  • This morning?

Today

  • Specific, individual tasks
  • As distinguished from
  • Any similar tasks yesterday
  • E.g. “code this app’s database”
  • Should look like “ran into this issue with this database” in Yesterday
  • And “Explore this alternative database approach” in Today

Concerns

  • A section I initially hesitated to add
  • Because, don’t I know what blocks my work?
  • In a team setting, I wanted teammates to understand the impact their work had on other team members
  • In a solo setting, I learned
  • “Concerns” is a good place to note which items are high priority
  • To acknowledge what I’ve been putting off and why
  • And to add context like “didn’t get enough sleep” or “that looks like too many items on the Today list”

So far, I find this a very helpful practice. Specifically:

  • I take time each morning to understand my priorities for the day
  • I know exactly what I chose to do with my time (and how it differs from the expectations I set for myself)

For “Today”, a good way to frame the prompt is: “What will make me proud of myself by the end of the day?”

Think, Do, Reflect

I’m giving this a shot for now. In my previous post, I talked about framing check-ins for multiple timescales, but I don’t want to over-manage myself– so this self-scrum is the first experiment.

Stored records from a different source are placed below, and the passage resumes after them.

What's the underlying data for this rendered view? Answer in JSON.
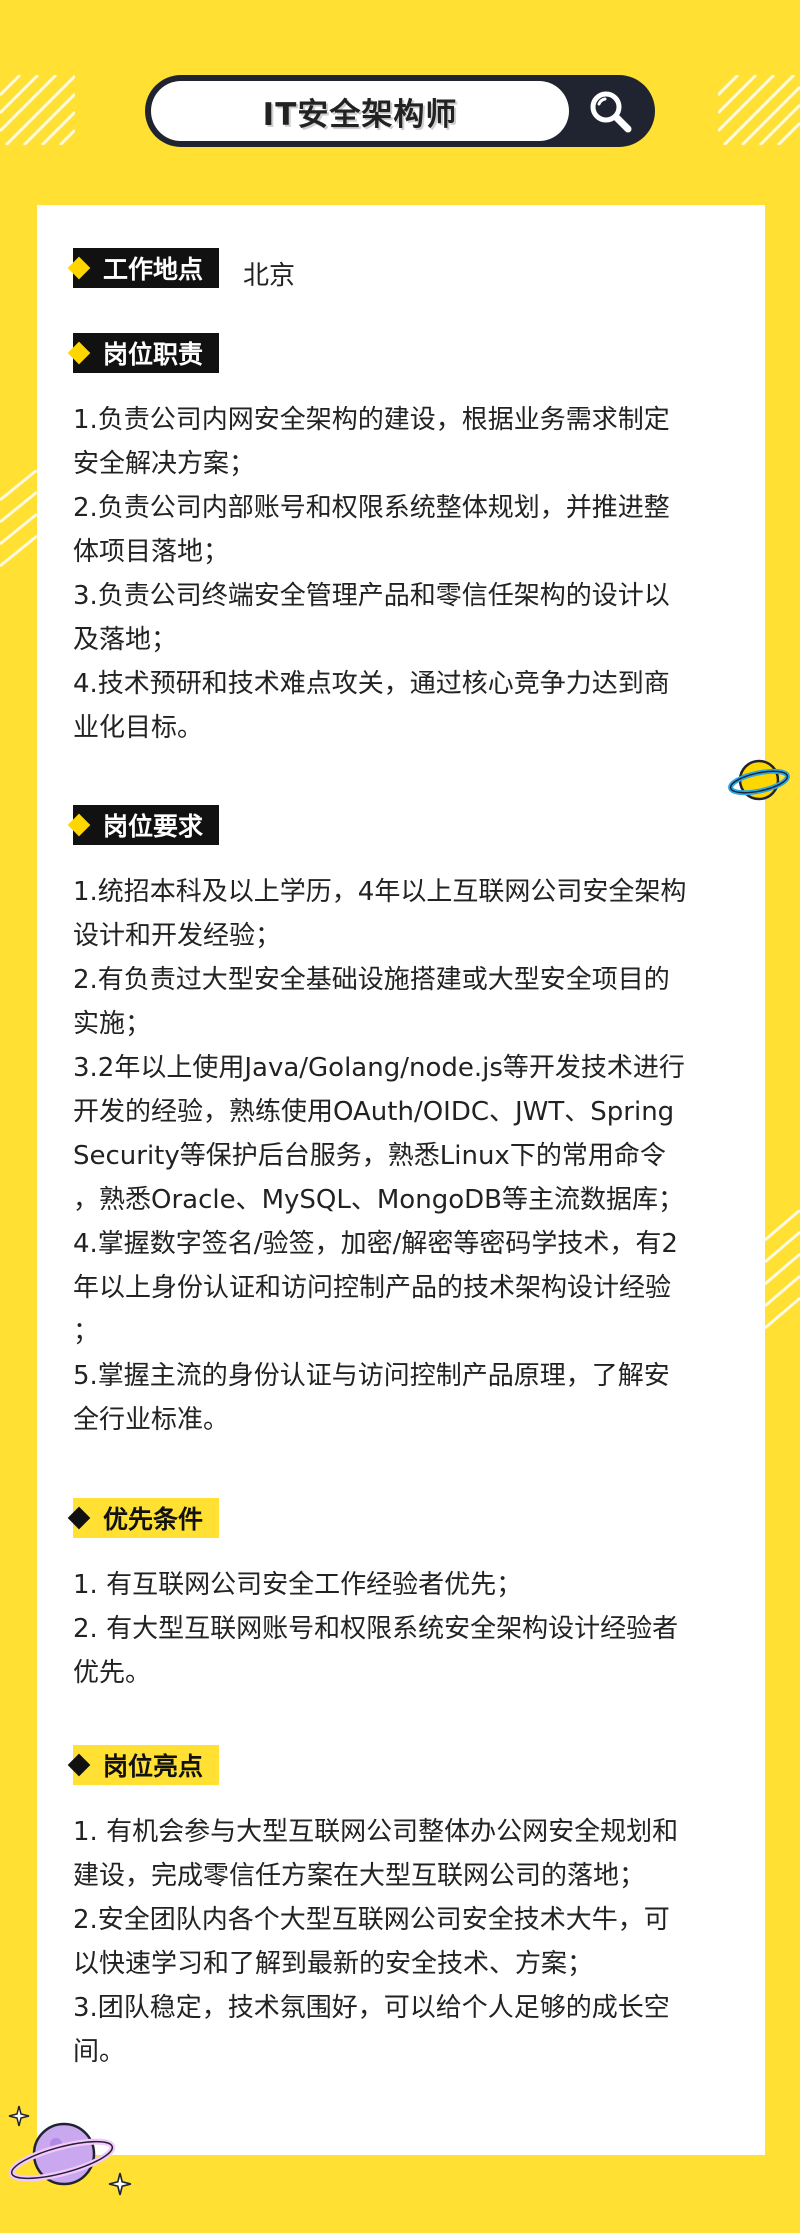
{
  "header": {
    "title": "IT安全架构师"
  },
  "location": {
    "label": "工作地点",
    "value": "北京"
  },
  "responsibilities": {
    "label": "岗位职责",
    "text": "1.负责公司内网安全架构的建设，根据业务需求制定\n安全解决方案；\n2.负责公司内部账号和权限系统整体规划，并推进整\n体项目落地；\n3.负责公司终端安全管理产品和零信任架构的设计以\n及落地；\n4.技术预研和技术难点攻关，通过核心竞争力达到商\n业化目标。"
  },
  "requirements": {
    "label": "岗位要求",
    "text": "1.统招本科及以上学历，4年以上互联网公司安全架构\n设计和开发经验；\n2.有负责过大型安全基础设施搭建或大型安全项目的\n实施；\n3.2年以上使用Java/Golang/node.js等开发技术进行\n开发的经验，熟练使用OAuth/OIDC、JWT、Spring\nSecurity等保护后台服务，熟悉Linux下的常用命令\n，熟悉Oracle、MySQL、MongoDB等主流数据库；\n4.掌握数字签名/验签，加密/解密等密码学技术，有2\n年以上身份认证和访问控制产品的技术架构设计经验\n；\n5.掌握主流的身份认证与访问控制产品原理，了解安\n全行业标准。"
  },
  "preferred": {
    "label": "优先条件",
    "text": "1. 有互联网公司安全工作经验者优先；\n2. 有大型互联网账号和权限系统安全架构设计经验者\n优先。"
  },
  "highlights": {
    "label": "岗位亮点",
    "text": "1. 有机会参与大型互联网公司整体办公网安全规划和\n建设，完成零信任方案在大型互联网公司的落地；\n2.安全团队内各个大型互联网公司安全技术大牛，可\n以快速学习和了解到最新的安全技术、方案；\n3.团队稳定，技术氛围好，可以给个人足够的成长空\n间。"
  },
  "colors": {
    "background": "#FFE033",
    "tag_dark": "#111111",
    "accent": "#FFD600",
    "text": "#222222"
  },
  "icons": [
    "search-icon",
    "planet-icon",
    "sparkle-icon",
    "stripe-decoration"
  ]
}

I plan to reflect on this process, iterate as I go, and write a follow-up once I’ve been trying it for a while.

Let me know if you try self-scrum, and how it goes!